It's a paradox: Although Hispanics recently became the largest ethnic group in the United States, the US Census Bureau doesn't even count the number of people who trace their ancestry back to Spain. Many Hispanic Americans, of course, combine a variety of native heritages with Spanish, and their roots wind through the many Spanish-speaking countries of Latin America. Indeed, their only connection with Spain may be the Spanish language. But once you've researched your family tree in the Americas, you may find a branch that crosses the Atlantic, all the way back to Spain. Instead of coming through Ellis Island, however, your Spanish ancestors probably arrived at a port somewhere south of the border.

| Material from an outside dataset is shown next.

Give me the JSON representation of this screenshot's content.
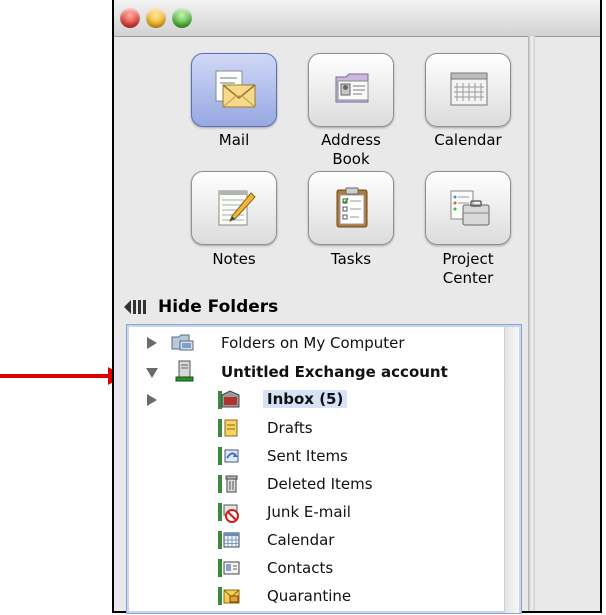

Remember, too, that the first settlements in the New World were not the English towns of Jamestown and Plymouth, but rather outposts of the Spanish empire. The oldest city in the United States, St. Augustine, Fla., was founded by the Spanish in 1565 — 42 years before the British settled at Jamestown. The Spanish founded Santa Fe, NM, in 1610, were settling in Texas by 1682 (near El Paso) and began establishing missions in California in 1769. So the Spanish roots here also run deep.